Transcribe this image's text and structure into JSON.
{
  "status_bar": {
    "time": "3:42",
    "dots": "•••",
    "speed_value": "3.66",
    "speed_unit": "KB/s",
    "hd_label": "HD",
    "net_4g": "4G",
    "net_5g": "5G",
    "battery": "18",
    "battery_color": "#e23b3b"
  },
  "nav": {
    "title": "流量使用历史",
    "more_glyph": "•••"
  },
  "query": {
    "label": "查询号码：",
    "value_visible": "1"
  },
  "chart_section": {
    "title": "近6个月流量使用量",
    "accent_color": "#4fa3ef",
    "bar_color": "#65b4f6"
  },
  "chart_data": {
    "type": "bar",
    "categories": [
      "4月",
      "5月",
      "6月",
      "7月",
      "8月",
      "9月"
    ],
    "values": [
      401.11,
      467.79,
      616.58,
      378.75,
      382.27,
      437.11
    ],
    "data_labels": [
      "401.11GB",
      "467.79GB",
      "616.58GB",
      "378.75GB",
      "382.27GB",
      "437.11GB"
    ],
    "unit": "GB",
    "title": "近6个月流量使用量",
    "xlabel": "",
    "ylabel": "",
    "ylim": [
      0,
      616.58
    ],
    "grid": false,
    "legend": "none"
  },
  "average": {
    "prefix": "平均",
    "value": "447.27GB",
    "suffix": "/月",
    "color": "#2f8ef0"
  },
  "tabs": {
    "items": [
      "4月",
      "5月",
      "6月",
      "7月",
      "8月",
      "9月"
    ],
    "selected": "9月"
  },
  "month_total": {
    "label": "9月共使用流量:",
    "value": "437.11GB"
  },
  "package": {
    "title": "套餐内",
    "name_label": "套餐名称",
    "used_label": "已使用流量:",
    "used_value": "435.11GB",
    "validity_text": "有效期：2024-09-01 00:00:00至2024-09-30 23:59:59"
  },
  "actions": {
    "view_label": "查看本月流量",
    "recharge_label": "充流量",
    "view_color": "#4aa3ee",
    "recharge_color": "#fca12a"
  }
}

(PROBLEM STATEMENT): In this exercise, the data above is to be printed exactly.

(WORKED SOLUTION):
Transcribe this image's text and structure into JSON.
{
  "status_bar": {
    "time": "3:42",
    "dots": "•••",
    "speed_value": "3.66",
    "speed_unit": "KB/s",
    "hd_label": "HD",
    "net_4g": "4G",
    "net_5g": "5G",
    "battery": "18",
    "battery_color": "#e23b3b"
  },
  "nav": {
    "title": "流量使用历史",
    "more_glyph": "•••"
  },
  "query": {
    "label": "查询号码：",
    "value_visible": "1"
  },
  "chart_section": {
    "title": "近6个月流量使用量",
    "accent_color": "#4fa3ef",
    "bar_color": "#65b4f6"
  },
  "chart_data": {
    "type": "bar",
    "categories": [
      "4月",
      "5月",
      "6月",
      "7月",
      "8月",
      "9月"
    ],
    "values": [
      401.11,
      467.79,
      616.58,
      378.75,
      382.27,
      437.11
    ],
    "data_labels": [
      "401.11GB",
      "467.79GB",
      "616.58GB",
      "378.75GB",
      "382.27GB",
      "437.11GB"
    ],
    "unit": "GB",
    "title": "近6个月流量使用量",
    "xlabel": "",
    "ylabel": "",
    "ylim": [
      0,
      616.58
    ],
    "grid": false,
    "legend": "none"
  },
  "average": {
    "prefix": "平均",
    "value": "447.27GB",
    "suffix": "/月",
    "color": "#2f8ef0"
  },
  "tabs": {
    "items": [
      "4月",
      "5月",
      "6月",
      "7月",
      "8月",
      "9月"
    ],
    "selected": "9月"
  },
  "month_total": {
    "label": "9月共使用流量:",
    "value": "437.11GB"
  },
  "package": {
    "title": "套餐内",
    "name_label": "套餐名称",
    "used_label": "已使用流量:",
    "used_value": "435.11GB",
    "validity_text": "有效期：2024-09-01 00:00:00至2024-09-30 23:59:59"
  },
  "actions": {
    "view_label": "查看本月流量",
    "recharge_label": "充流量",
    "view_color": "#4aa3ee",
    "recharge_color": "#fca12a"
  }
}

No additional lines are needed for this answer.